General Audience Abstract
Exoskeletons are robotic systems that have rigid external covering, such as links, joints, and/or soft artificial tendons or muscles, for the desired body part to provide support and/or protection. These are typically used to enhance power and strength, provide rehabilitation and assistance, and teleoperate other robots from a distance. While the US Army developed exoskeletons for strengthening purposes, another potential purpose of exoskeletons, which is serving medical needs, such as rehabilitation, attracted a lot of attention.
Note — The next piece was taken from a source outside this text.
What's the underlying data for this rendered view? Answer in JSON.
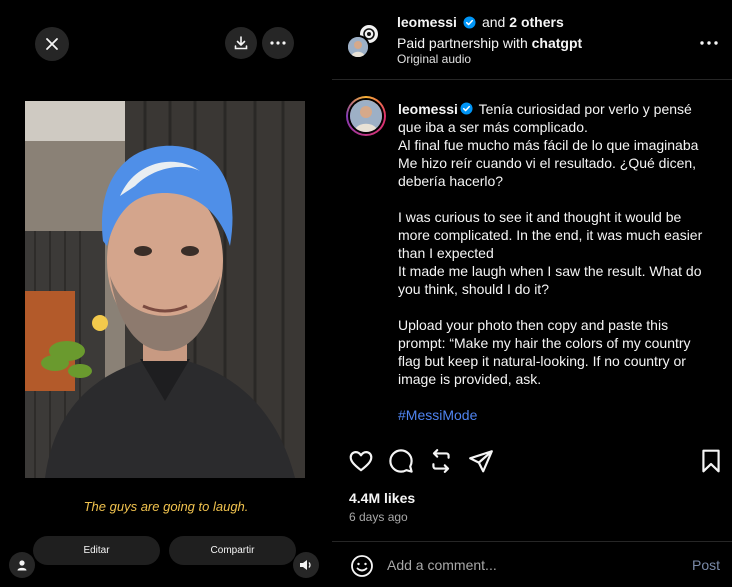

Among numerous illnesses and injuries that may lead to impaired hand functionality, the U.S. Department of Health and Human Services estimated that approximately 470,000 people survive strokes every year in the United States and require continuous rehabilitation to recover their motor functions. Though medical professionals believe that the intensity and duration of rehabilitation is the key for maximizing the rate of recovery, it is often limited due to many reasons, such as cost or difficulty in attending rehabilitation sessions. To augment the availability and quality of rehabilitation, the study of exoskeletons has earned popularity. Beyond the capability of providing simple movements, such as passive rehabilitation, many scientists researched to provide active rehabilitation, which involves active participation from the patients. Furthermore, detecting the patient’s intention to activate the rehabilitation glove became a topic of interest, and many types of sensors were utilized in research. This thesis explores the design and control of the intelligent sensing and force- feedback exoskeleton robotic (iSAFER) glove, which detects the user’s intentions to activate the system through motion amplification. The iSAFER glove performs soft initial grasp until the fingers touch an object. After the object is gently grabbed and lifted, the grasp is autonomously adjusted through slip detection until there is no more slip. To facilitate this idea, a low cost force sensor was created and leveraged to improve the grasping control of the exoskeleton. The mechanical and electrical improvements to the previous design, the sensing and force-feedback exoskeleton robotic (SAFER) glove, are described while details of the controller design and the proposed assistive and rehabilitative applications are explained. Experimental results confirming the validity of the proposed system are also presented. In closing, this thesis concludes with topics for future exploration.
- Masters Theses